During the Italy trip we were offered the opportunity to visit Assisi and Perugia. The trip took us to the region of Umbria, famous for being the “green heart of Italy” because it has no access to the sea. In the past the two cities fought long wars over conflicing political affiliations: Assisi aligned itself with the Ghibellines and Perugia with the Guelphs. The main focus of the trip was to see the medieval structures of Assisi and visit the National Gallery of Umbria in Perugia.
Taking a train from Florence we arrived at the foot of the hill on which the white-stoned city of Assisi stands. The way up seemed almost like a pilgrimage to a sacred place, but many of us found the uphill walk challenging and pleasant. We all enjoyed the extraordinarily beautiful landscape of the valley. Getting closer to the gates of the city the excitement grew granting us the endurance to continue the strenuous walk. At the top, we realized that it was worth our effort. The view was breath-taking!

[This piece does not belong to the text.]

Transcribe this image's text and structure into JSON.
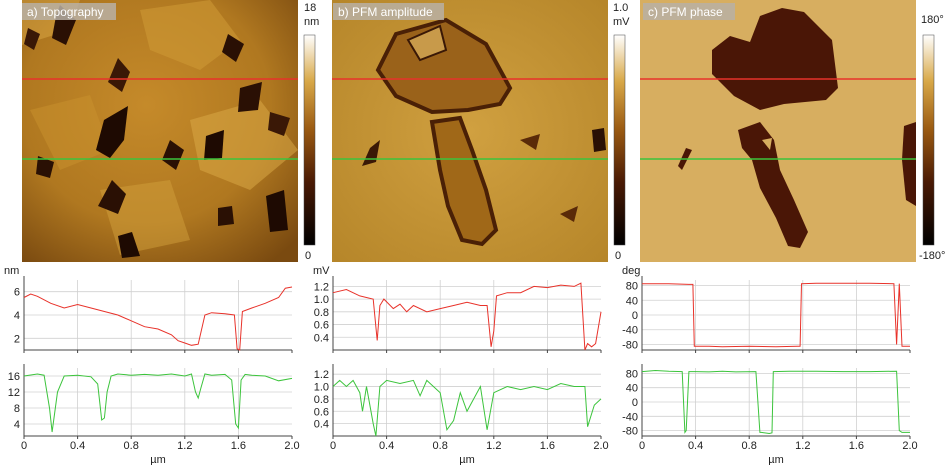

The main attraction in Assisi is the Church of St. Francis. St. Francis was the founder of the Franciscan religious order in 1208. He professed simplicity of life and closeness to nature, praised apostolic poverty and ascetic life. Our interest in the Church of St. Francis related to the series of frescoes traditionally credited to Giotto – one of the key artists in the advent of the Renaissance. Having visited both chiesa superiore (the upper floor of the church, originally accessible only to monks) and chiesa inferiore (the lower level intended for lay-people), we descended to the catacombs, where the tomb of St. Francis is located. The architecture and decoration of the church signify the transition from the Middle Ages to the Renaissance.
Perugia was very much like Assisi, but much larger and more dynamic as one would expect from the capital of a province. Tired after the Assisi ascent we took a bus to the top of the vibrant town. The town’s name became well-known for giving the nickname to the famous painter Pietro Vanucci, i.e. Perugino, who is said to be the maestro of Raphael. The National Gallery of Umbria contains many works by Perugino, which manifested a notably different style of painting from that originating in Tuscany.
The town is famous for its two major universities the Università degli Studi and the Università per Stranieri (Foreigners University). It is a melting pot for students from all over Italy and the world. Walking in the streets of the city we could not disregard the architecture that includes the Roman Aqueduct and Etruscan Arch, Fontana Maggiore, designed by Fra Bevignate and sculpted by Nicolò and Giovanni Pisano, Palazzo dei Priori and many other places. The trip to Umbria allowed us to see another region of beautiful, blossoming Italy, and conquered our hearts with its uniqueness and charm.
By Nargiza Majidova (2007, Uzbekistan)